Appropriately located in a city (Miami) and a state (Florida) that are among the most vulnerable to the effects of global warming in the country, the debate was an opportunity for increased airtime for climate change, reflecting the growing voter interest in the topic.
Wendy Wendlandt, Environment America senior vice president and political director, issued the following statement about the debate:
“Given the depth and breadth of our environmental challenges, this debate was an opportunity to see candidates for the highest office in the land give them the attention they deserve and need. With federal leadership on environmental issues currently lacking, many states have taken action on their own. But we know we need action at the national level -- and soon -- because time is not on our side. Discussing climate change and the need to rapidly transition to clean, renewable energy in a presidential forum is a good first step.
“These issues touch the lives of all Americans. We all want to keep the planet safe and livable for future generations and make sure that the air we breathe and the water we drink is free from toxins. Any candidate from any political party who hopes to be commander-in-chief must recognize this and come to the table with bold, specific plans to achieve these goals. Americans are demanding this now more than ever.
“We are grateful that the candidates gave climate some airtime in tonight’s debate. We will watch closely: words are nice, but we need actions to truly address our environmental problems.”
The following Environment America experts can further respond to the climate and renewable energy issues discussed in the debate.
Andrea McGimsey, Senior Director, Global Warming Solutions, 703-477-4722, email@example.com

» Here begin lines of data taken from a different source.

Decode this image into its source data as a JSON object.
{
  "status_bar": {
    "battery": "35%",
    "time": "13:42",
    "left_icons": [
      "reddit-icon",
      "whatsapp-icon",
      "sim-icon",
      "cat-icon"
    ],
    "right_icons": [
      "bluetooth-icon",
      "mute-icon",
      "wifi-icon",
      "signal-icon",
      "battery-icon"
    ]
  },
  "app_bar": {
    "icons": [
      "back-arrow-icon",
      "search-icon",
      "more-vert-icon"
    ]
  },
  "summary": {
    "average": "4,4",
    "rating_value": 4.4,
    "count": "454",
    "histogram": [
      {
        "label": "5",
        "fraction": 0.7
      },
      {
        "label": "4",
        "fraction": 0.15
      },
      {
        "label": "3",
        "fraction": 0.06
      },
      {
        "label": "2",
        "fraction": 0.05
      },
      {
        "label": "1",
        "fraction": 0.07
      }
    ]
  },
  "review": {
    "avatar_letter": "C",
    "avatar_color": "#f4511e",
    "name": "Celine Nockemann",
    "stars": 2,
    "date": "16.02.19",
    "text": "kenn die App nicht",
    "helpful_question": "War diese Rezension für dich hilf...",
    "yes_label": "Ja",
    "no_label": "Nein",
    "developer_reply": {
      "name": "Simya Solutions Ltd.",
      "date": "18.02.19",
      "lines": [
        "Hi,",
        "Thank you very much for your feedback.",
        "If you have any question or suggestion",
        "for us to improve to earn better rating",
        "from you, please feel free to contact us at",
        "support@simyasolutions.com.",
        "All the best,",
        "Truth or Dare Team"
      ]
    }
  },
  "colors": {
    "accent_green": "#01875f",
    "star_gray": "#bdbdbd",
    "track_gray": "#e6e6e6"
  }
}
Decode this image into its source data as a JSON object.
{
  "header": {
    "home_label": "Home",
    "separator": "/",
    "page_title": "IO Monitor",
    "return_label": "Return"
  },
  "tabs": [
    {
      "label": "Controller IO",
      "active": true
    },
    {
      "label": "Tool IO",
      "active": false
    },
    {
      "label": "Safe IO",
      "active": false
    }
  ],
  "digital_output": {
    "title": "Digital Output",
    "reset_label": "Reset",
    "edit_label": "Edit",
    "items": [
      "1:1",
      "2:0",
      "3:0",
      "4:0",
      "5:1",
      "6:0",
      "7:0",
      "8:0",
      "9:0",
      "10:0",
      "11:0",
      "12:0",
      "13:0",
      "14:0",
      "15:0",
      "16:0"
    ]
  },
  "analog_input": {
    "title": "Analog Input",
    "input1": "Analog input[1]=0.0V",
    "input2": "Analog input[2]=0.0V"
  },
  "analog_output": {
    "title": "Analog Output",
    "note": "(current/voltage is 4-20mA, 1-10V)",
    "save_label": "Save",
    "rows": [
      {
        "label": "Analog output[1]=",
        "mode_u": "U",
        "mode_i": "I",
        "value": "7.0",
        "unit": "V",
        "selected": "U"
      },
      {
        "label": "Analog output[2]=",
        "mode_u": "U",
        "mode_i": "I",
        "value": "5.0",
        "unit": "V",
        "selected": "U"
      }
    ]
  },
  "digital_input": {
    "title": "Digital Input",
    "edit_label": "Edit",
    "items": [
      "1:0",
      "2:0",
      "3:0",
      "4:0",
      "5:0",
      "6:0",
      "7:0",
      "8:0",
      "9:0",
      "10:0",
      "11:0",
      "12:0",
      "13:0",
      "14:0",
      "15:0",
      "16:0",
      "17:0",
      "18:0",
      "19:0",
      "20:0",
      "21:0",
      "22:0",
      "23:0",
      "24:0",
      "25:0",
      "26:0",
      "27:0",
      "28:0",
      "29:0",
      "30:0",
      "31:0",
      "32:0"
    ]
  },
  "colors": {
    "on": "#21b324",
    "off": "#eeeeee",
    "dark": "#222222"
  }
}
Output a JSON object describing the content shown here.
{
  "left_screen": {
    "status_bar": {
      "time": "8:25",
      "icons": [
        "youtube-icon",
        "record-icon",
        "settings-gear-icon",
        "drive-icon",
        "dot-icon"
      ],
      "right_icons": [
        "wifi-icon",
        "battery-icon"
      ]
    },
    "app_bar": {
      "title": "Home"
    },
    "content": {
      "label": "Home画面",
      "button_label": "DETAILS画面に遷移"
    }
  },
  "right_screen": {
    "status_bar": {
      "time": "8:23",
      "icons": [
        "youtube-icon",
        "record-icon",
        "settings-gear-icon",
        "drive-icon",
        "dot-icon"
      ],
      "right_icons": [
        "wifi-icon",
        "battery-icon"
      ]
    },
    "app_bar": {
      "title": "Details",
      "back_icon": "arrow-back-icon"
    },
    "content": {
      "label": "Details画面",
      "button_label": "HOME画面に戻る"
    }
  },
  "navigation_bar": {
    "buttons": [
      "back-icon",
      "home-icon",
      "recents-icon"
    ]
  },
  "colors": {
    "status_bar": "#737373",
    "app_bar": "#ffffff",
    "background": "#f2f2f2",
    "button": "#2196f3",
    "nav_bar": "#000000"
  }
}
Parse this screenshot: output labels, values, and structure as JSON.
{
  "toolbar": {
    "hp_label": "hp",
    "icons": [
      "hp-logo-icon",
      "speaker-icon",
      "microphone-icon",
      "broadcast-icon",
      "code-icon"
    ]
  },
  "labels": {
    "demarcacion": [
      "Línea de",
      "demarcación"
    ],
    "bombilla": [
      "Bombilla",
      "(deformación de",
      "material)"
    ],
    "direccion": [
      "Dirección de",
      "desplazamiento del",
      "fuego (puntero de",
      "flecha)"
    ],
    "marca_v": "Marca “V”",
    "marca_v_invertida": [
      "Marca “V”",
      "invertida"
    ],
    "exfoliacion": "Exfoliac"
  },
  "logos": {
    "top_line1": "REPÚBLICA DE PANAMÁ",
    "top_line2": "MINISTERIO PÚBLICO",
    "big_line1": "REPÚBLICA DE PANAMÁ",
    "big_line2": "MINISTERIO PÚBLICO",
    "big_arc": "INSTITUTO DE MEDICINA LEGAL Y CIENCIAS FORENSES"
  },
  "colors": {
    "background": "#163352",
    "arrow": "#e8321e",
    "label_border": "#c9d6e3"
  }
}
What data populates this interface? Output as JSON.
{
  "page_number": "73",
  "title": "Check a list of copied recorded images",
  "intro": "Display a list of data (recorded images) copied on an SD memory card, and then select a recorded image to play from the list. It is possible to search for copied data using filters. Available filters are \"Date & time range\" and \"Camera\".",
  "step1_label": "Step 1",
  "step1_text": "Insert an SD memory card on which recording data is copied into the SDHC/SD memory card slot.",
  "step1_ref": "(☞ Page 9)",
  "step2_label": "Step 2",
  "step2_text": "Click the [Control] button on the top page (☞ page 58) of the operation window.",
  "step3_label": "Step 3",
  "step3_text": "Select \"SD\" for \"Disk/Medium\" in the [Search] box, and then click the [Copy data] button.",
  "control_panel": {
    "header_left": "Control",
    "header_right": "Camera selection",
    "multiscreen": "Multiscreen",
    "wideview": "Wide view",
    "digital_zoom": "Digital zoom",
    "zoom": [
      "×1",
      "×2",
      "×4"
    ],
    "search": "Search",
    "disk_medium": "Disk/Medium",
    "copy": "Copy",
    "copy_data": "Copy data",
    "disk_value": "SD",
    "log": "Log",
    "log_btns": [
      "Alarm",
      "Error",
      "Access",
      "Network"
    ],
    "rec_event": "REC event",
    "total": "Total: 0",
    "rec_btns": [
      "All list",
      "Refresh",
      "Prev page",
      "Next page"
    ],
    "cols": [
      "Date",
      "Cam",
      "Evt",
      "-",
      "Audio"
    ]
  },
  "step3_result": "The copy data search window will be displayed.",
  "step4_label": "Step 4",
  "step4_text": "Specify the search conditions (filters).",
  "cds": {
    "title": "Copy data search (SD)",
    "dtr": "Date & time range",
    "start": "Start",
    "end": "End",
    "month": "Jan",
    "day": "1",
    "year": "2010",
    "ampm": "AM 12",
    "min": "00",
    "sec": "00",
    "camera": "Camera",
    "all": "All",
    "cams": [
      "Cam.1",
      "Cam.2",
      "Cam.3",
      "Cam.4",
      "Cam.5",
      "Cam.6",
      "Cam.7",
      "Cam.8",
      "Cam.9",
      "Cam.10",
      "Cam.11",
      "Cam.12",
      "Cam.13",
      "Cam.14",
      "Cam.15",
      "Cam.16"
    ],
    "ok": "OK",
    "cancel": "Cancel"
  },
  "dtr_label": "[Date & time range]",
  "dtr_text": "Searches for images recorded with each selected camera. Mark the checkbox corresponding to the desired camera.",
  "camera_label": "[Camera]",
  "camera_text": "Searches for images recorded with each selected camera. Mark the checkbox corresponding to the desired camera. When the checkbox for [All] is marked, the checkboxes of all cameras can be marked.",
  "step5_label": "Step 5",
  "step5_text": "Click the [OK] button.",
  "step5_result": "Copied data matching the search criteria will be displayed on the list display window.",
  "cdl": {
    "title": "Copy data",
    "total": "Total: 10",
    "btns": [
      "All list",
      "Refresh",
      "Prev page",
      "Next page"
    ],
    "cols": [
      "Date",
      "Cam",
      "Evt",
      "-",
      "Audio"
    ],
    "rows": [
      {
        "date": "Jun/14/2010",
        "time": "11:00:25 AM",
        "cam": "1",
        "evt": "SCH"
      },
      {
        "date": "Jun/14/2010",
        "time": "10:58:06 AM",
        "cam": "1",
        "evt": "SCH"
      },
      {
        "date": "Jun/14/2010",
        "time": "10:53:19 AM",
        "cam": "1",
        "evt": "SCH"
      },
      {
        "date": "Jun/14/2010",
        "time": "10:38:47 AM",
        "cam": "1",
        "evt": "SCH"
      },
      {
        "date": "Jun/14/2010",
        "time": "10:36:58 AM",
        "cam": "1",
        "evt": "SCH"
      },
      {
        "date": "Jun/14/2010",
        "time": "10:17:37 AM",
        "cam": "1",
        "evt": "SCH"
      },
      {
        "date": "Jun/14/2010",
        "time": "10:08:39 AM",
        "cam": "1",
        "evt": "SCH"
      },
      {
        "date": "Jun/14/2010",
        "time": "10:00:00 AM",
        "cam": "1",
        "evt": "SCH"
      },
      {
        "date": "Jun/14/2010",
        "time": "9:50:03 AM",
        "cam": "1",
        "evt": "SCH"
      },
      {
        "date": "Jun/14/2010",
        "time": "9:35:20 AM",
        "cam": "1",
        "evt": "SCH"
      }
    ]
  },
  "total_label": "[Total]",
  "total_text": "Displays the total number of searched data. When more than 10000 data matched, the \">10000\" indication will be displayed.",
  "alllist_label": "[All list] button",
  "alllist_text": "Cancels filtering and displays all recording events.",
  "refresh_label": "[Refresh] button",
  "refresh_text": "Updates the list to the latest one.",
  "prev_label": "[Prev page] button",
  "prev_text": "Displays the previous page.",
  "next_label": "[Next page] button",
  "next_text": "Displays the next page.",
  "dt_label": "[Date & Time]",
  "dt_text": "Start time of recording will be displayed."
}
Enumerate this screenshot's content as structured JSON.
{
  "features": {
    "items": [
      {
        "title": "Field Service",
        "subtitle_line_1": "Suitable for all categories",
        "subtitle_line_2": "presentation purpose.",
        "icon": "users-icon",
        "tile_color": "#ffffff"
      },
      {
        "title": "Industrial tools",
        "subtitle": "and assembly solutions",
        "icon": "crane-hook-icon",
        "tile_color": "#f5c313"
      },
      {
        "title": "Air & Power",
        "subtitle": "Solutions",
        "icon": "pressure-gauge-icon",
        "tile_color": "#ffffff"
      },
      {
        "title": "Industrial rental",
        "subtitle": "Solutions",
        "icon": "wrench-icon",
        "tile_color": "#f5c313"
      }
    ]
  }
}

Federal legislation on climate change
Trump administration rollback of Clean Power Plan
Rob Sargent, Senior Director, Clean Energy, 617-747-4317, firstname.lastname@example.org
Federal renewable energy standards